Regional Distribution of Sonic Hedgehog, Patched, and Smoothened mRNA in the Adult Rat Brain
Article first published online: 14 NOV 2002
Journal of Neurochemistry
Volume 70, Issue 3, pages 1327–1330, March 1998
How to Cite
Traiffort, E., Charytoniuk, D. A., Faure, H. and Ruat, M. (1998), Regional Distribution of Sonic Hedgehog, Patched, and Smoothened mRNA in the Adult Rat Brain. Journal of Neurochemistry, 70: 1327–1330. doi: 10.1046/j.1471-4159.1998.70031327.x
- Issue published online: 14 NOV 2002
- Article first published online: 14 NOV 2002
- Received November 26, 1997; accepted December 12, 1997.
- In situ hybridization;
- Purkinje cell;
- Tumor suppressor gene

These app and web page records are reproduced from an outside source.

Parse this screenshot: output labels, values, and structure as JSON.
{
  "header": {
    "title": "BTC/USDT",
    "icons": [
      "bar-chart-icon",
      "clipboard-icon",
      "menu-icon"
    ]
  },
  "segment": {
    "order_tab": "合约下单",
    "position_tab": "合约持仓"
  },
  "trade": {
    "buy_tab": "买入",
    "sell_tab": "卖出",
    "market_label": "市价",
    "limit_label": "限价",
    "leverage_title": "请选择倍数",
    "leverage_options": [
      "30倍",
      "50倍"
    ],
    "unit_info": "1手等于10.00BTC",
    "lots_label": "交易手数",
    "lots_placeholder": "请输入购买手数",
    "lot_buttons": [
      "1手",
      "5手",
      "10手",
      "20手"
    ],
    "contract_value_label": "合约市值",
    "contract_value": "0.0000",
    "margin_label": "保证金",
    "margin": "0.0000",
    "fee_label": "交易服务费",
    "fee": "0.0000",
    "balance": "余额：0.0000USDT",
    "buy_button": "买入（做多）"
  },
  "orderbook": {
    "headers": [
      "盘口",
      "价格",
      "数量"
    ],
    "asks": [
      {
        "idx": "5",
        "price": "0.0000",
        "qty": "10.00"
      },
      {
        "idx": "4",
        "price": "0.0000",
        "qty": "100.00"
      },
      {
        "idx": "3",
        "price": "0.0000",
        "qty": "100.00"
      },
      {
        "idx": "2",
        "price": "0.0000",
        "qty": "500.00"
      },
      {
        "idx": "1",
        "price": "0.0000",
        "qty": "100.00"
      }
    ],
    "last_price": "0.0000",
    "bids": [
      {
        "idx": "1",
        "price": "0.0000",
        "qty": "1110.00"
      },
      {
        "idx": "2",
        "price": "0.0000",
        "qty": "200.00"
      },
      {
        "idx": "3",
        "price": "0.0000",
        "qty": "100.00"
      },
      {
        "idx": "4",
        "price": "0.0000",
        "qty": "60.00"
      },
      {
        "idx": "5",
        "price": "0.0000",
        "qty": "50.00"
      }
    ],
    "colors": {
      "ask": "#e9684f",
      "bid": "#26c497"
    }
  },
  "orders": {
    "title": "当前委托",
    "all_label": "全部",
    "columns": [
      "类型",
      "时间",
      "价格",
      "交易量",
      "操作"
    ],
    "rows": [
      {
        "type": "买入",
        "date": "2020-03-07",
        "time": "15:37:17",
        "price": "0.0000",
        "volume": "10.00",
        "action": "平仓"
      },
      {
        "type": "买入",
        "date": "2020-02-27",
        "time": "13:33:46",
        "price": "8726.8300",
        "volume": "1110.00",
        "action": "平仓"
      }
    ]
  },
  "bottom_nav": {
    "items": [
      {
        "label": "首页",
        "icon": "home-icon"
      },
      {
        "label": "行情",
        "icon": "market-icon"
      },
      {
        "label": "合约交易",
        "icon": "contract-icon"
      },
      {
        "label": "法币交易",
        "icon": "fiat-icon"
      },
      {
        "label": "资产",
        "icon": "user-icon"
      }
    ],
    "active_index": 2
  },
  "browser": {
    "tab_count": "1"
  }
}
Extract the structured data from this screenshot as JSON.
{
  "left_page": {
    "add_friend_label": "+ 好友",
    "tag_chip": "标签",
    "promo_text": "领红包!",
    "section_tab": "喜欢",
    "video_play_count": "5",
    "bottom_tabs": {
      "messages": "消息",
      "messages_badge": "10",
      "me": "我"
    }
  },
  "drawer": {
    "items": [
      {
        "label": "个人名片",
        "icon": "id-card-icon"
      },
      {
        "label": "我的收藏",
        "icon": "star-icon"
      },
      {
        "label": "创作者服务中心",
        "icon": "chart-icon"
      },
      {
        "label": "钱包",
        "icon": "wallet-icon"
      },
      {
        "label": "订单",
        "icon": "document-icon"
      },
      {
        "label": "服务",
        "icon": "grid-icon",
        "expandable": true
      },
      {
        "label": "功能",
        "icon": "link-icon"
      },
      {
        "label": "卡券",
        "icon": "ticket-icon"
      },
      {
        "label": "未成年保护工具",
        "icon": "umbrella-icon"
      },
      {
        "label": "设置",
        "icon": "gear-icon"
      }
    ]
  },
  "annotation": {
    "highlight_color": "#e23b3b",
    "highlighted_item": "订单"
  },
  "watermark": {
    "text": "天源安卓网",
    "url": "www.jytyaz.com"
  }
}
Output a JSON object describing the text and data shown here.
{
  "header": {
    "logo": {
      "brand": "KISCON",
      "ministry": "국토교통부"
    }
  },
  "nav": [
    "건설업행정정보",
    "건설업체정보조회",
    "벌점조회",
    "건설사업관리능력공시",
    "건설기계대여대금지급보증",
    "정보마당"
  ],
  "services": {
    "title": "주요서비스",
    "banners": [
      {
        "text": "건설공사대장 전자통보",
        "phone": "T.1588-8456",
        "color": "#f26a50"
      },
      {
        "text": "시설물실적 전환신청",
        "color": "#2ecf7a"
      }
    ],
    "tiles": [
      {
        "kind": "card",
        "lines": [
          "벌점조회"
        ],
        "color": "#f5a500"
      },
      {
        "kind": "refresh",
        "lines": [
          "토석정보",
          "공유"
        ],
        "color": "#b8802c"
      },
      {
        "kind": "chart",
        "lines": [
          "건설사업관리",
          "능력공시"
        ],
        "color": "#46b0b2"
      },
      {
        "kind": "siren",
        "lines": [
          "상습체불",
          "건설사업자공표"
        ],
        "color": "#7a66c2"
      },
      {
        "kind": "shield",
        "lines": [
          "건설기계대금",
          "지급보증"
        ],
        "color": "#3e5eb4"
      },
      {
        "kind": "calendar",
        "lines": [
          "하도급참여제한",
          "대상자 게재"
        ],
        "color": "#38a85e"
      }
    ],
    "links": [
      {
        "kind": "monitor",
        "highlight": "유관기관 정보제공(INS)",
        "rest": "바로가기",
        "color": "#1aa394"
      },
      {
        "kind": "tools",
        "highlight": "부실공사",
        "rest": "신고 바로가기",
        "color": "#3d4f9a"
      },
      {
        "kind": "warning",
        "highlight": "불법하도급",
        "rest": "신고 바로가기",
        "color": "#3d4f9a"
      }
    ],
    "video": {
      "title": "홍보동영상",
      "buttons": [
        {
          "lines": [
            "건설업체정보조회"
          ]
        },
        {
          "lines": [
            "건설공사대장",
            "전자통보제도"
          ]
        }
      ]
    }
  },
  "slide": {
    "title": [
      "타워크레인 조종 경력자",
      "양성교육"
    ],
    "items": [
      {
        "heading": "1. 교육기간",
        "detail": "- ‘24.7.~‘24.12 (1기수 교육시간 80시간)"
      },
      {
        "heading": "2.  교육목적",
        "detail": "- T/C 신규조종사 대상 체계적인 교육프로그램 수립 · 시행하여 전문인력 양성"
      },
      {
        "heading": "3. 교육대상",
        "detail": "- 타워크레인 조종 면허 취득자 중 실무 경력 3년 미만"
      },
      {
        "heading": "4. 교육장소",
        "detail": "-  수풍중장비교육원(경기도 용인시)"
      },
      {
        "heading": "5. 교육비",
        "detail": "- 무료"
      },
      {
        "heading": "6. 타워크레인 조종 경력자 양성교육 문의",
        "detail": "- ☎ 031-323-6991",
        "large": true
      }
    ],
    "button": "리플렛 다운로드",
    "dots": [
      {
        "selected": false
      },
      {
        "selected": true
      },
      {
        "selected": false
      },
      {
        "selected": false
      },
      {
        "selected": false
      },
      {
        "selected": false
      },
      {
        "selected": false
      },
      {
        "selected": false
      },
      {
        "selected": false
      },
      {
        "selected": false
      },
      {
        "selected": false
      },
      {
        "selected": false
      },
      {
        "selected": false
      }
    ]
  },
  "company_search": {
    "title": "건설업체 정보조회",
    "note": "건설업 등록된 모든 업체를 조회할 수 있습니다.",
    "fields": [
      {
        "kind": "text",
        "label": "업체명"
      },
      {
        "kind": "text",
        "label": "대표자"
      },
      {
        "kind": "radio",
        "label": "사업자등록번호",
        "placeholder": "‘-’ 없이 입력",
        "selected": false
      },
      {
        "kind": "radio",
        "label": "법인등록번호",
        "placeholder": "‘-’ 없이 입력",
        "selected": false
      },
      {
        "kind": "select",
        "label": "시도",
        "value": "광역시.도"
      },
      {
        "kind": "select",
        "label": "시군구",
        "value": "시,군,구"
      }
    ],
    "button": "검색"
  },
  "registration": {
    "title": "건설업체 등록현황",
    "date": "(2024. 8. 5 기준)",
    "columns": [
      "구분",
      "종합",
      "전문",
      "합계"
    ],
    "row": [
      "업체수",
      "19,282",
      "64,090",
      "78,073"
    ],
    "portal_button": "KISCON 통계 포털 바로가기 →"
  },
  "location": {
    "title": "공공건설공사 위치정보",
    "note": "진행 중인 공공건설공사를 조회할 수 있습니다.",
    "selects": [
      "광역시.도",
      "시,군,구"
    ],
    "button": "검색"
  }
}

Abstract: In vertebrates, Sonic Hedgehog (Shh), Desert Hedgehog (Dhh), and Indian Hedgehog (Ihh) genes encode a family of morphogen proteins that are implicated in a wide range of signaling activities, particularly during embryonic development. These secreted proteins are proposed to mediate their effects on target cells by interacting with their putative receptor, Patched (Ptc), and with a seven-pass transmembrane protein, Smoothened (Smo). However, the roles that these signaling molecules may play in adult tissues, particularly in brain, are not yet clearly defined. Therefore, we investigated the expression of these genes in adult rat tissues. Northern blot analysis revealed expression of Shh, Dhh, and Ihh genes in peripheral tissues, whereas Shh transcript was also identified in brain. It is interesting that northern blot analysis with probes derived from the mouse Ptc and Smo genes revealed the expression of a 7.9-kb and a 3.7-kb transcript, respectively, in all brain tissues examined. In situ hybridization experiments using specific digoxigenin-labeled riboprobes showed expression of Ptc and Smo transcripts in discrete brain areas. Shh-positive cells were observed in restricted regions of the brain. Within the cerebellum, Shh, Ptc, and Smo transcripts were colocalized in the Purkinje cell layer. These data suggest that, besides its roles in determining cell fate and patterning during embryogenesis, the hedgehog signaling pathway may have also important roles in the adult brain.